In fact, the DMCA has become the crux of much of the opposition to similar efforts in Canada. By and large, the experiences precipitated by the DMCA have not been entirely positive, a fact that Canadian copyright activists have been quick to latch onto. In the short documentary Why Copyright? by University of Ottawa professor and copyright activist Michael Geist, Osgoode Hall Law School Professor Carys Craig says, “I think what we can safely say is that the U.S. model is not an ideal one, and that Canada should not really be looking to the U.S. as an example of what to do but perhaps as an example of what not to do.”
But the failings of the DMCA do afford Canada a luxury the U.S. didn’t have: While critics argue that the Clinton administration leaped into a heavy-handed digital copyright scheme without enough consideration for the possible long-term consequences, Canada has unquestionably benefited from the opportunity to observe the American experience that resulted. The chilling effect on a wide range of legitimate behavior – and the fact that many law-abiding citizens are ultimately forced to choose between being deprived of some very basic consumer rights or breaking the law – has not gone unnoticed.
And regardless of the efficacy of the DMCA, American pressure to enact Canadian legislation is somewhat counterproductive. More than a century of sleeping next to an elephant has left Canada with a very fragile national ego, and as a result, a core element of the Canadian condition is a knee-jerk instinct to differentiate ourselves from Americans wherever and whenever possible. It’s not a behavior unique to beer-swilling Hockey Night fans, either (which, truth be told, is all of us). Canadian political parties of all persuasions have taken pains over the decades to ensure they maintain a palatable distance from their U.S. counterparts. That habit is so deeply ingrained into our psyche that the mere suggestion of pressure on the political process is enough to raise alarms. Professor Carys described the U.S. model of copyright reform as “not an ideal one” because of its many inherent flaws and heavy predisposition toward copyright holders; many less thoughtful Canadians are more likely to see it as just more American bullying and bullshit.

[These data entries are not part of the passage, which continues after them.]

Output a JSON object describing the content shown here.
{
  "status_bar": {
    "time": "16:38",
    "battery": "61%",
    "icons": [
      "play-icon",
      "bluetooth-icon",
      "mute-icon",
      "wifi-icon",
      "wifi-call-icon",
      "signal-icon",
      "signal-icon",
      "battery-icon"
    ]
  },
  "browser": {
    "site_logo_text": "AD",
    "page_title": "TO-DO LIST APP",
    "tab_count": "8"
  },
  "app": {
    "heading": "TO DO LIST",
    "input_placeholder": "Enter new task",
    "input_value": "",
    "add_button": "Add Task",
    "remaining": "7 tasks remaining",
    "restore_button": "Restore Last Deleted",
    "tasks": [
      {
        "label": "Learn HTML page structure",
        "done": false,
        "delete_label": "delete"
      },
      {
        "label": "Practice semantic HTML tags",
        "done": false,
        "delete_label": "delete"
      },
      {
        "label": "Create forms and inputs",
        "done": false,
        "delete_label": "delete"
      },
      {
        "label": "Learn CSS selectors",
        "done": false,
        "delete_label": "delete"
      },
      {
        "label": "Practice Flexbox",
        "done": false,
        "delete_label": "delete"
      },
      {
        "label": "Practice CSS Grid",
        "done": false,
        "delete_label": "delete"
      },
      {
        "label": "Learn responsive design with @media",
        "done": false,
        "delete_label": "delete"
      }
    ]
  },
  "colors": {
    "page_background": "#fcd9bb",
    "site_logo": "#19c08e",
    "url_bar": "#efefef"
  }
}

Canada has been fairly laissez-faire with regard to intellectual property laws, but it’s hard to get around the fact that, in its own clunky way, the system works. There is piracy, yes, but it’s fairly consistent with other Western nations. According to the BSA’s (Business Software Alliance) 2008 Global Piracy Report, published in conjunction with research firm IDC, Canada’s piracy rate of 32 percent is among the 25 lowest in the world, below countries like France (41 percent), Spain (42 percent) and Greece (57 percent) and drastically lower than high-piracy countries like Russia (68 percent), Thailand (76 percent) and China (a staggering 80 percent). Meanwhile, Canada is home to a game development industry that’s second to none and a consumer base that enthusiastically supports it. It makes one wonder if, at the end of the day, it’s a mistake to think that Canada needs to catch up with the rest of the world. Maybe the rest of the world needs to start paying attention to Canada.